|TLW brainstorm and draw at least three thumbnail sketches from the warm up of three twisted idioms based on their personal concerns about environmental, social and political issues. Anchor standard 1.||Informal||Teacher will walk around the room and ask questions to check students’ understanding of the activity verbally. Teacher will check that thumbnails have been completed and discuss which one the student will use before proceeding to screens.
|Student can make one thumbnail sketch instead of three. Teacher or peer can help with sketching, if needed.||Students demonstrate skill in generating twisted idioms through wordplay and connecting them to personal concerns in the medium of screen printing with a print artifact.|

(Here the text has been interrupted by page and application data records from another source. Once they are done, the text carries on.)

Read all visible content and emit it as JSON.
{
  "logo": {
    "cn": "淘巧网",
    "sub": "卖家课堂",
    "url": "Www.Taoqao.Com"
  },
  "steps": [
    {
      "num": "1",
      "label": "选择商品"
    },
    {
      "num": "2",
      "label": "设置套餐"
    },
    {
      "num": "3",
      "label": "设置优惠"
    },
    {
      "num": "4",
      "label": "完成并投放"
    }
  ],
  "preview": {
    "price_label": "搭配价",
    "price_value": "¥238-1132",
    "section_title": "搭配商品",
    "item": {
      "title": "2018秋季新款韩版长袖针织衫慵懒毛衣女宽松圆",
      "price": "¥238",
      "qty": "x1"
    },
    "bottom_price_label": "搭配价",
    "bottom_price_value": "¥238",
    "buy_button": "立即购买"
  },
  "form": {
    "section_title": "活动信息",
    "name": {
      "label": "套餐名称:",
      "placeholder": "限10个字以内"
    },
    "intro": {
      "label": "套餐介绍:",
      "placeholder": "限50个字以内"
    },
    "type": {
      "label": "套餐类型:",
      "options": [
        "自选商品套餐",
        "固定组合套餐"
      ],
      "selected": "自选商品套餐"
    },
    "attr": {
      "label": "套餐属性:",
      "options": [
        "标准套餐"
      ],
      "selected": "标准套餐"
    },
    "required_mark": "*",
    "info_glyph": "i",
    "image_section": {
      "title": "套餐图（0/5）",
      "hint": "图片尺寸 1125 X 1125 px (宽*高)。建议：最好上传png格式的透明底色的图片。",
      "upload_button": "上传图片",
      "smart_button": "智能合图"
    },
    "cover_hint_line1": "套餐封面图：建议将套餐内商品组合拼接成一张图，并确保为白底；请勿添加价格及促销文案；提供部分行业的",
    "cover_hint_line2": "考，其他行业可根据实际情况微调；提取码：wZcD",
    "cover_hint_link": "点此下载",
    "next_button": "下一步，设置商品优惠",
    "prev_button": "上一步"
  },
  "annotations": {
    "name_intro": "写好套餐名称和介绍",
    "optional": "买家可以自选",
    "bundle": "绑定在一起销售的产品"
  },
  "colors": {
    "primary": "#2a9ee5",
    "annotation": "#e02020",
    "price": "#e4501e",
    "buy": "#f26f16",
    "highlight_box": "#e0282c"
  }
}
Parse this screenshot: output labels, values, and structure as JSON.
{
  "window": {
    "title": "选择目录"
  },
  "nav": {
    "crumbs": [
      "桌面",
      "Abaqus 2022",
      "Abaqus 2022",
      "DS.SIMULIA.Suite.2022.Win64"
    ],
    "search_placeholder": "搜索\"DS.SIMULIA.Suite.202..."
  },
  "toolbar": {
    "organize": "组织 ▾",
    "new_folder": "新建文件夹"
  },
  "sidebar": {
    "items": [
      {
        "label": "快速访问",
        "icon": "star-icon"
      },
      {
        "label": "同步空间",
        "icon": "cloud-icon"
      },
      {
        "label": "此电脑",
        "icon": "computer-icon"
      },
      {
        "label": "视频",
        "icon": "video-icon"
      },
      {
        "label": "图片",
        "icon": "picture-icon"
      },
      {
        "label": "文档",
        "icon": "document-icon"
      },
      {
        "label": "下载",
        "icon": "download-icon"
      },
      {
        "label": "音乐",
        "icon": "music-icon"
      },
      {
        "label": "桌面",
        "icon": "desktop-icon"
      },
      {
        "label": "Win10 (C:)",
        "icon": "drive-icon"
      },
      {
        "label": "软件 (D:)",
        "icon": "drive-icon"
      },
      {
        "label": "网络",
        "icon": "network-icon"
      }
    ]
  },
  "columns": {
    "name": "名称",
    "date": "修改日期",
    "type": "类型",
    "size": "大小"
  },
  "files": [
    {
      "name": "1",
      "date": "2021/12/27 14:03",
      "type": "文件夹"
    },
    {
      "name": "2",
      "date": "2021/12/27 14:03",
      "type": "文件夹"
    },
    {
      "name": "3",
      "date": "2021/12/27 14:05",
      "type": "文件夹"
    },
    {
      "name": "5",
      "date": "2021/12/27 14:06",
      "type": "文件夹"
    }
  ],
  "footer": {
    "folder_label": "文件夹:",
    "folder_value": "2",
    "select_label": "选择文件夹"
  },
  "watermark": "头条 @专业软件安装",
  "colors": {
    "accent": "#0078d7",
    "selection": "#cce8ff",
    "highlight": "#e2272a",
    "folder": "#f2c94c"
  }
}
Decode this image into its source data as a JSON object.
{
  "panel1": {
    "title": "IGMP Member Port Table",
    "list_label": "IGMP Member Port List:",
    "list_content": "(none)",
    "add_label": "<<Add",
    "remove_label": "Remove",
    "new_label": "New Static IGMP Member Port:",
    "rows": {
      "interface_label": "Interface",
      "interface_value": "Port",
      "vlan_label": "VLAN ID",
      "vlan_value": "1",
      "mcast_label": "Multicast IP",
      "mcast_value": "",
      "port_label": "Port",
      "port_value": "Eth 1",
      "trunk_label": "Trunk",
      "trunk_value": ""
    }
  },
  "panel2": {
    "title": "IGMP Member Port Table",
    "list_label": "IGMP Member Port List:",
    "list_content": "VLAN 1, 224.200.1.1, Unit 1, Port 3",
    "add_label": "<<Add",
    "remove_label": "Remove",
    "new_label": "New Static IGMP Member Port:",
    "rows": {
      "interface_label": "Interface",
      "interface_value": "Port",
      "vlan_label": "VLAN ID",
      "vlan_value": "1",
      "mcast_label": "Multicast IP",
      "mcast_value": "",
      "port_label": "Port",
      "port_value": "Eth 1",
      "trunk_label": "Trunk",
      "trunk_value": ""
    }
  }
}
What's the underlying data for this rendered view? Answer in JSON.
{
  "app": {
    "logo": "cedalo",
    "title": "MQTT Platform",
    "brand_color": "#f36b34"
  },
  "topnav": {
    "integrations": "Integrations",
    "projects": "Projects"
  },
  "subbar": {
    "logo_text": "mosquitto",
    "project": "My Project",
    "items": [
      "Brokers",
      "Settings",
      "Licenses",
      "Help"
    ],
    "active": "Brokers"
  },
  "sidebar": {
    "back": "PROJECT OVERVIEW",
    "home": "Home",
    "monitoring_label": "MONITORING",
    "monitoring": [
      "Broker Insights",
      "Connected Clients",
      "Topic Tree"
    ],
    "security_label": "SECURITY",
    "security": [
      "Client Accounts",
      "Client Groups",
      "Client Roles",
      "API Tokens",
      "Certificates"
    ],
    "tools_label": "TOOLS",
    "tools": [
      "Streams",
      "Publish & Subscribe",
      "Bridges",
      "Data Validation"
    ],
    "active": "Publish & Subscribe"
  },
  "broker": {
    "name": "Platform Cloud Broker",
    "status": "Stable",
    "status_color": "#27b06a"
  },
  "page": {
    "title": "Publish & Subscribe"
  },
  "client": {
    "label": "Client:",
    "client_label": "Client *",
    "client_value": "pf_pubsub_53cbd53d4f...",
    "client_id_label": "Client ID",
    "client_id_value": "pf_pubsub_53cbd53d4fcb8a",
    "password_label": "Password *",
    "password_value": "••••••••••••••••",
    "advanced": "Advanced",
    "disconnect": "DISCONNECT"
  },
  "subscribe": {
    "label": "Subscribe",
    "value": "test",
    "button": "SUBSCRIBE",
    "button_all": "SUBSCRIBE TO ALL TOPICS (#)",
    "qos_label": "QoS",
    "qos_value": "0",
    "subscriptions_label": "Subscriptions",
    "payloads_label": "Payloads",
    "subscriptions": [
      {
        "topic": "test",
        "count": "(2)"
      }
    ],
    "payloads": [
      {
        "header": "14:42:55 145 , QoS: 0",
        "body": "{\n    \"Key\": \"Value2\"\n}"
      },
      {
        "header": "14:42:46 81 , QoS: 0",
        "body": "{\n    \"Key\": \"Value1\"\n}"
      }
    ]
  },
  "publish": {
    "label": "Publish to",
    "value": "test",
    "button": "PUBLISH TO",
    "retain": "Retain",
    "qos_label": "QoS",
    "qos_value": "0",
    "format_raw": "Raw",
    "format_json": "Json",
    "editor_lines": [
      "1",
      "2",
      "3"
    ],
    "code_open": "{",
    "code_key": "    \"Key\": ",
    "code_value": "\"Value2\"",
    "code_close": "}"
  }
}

|TLW design and create at least one screen print of their twisted idiom on a T-shirt, bag or bandanna based on their preliminary sketch of choice. Anchor standard 10.||Informal)||Teacher will observe that students are making the screen prints correctly and ask questions to check for understanding.||Teacher or peer can assist in screen printing and cutting process through verbal direction by student.||This shows that students are able to reflect on their sketches and choose their most successful one as well as complete the technical aspects of screen printing.|
|Barbara Kruger, feminist art. (n.d.). Art history archive. Retrieved from http://www.arthistoryarchive.com/arthistory/feminist/Barbara-Kruger.html.
Blythe, S., & Powers, E. (2006). Looking at Dada. New York: NY: Museum of Modern Art.
Gude, O. (2007, January). Principles of possibility: Considerations for a 21st-century art & culture curriculum. Art Education, 6-17.
Hank Willis Tomas, “Absolut power” and “Afro-American express.” (2014). Black Atlantic, Duke University. Retrieved from
Kruger, B. Untitled (we don’t need another hero). (1987). Whitney Museum of Art. Retrieved from https://whitney.org/collection/works/34103.
Terban, M. (1996). Scholastic dictionary of idioms. New York, NY: Scholastic, Inc.
Tucker, M. (1981). Not just for laughs: The art of subversion. New York, NY: New Museum.
Word definitions. (2019). Merriam-Webster Dictionary. Retrieved from https://www.merriam-webster.com/dictionary.
Warm Up: (5 min.)
Lesson Introduction: (10 min.)
4. Instructor will present the problem generally that they will be making at least one screen print, on a T-shirt, cotton bag or bandanna, of a twisted idioms that connects with a personal interest of some kind. Teacher also explains they will be making three thumbnail sketches before from the warm up idioms and clarifying with the instructor before proceeding. (2 min.)
5. Slide presentation of short history of subversion using images and text. (5 min.)
6. Teacher presents the technique of screen printing through a live demonstration and shows previously made examples, making sure the proper way to use an exact-o blade on their cutting mat, noting hand placement away from blade. (3 min.)
Create: (65 min.)
Closure: (9 min.)
Clean up: (6 min.)
Structured Practice and Application
Lesson Closure: See summative assessment. After the interviewed students place note cards on table near their work, the students will walk around once more.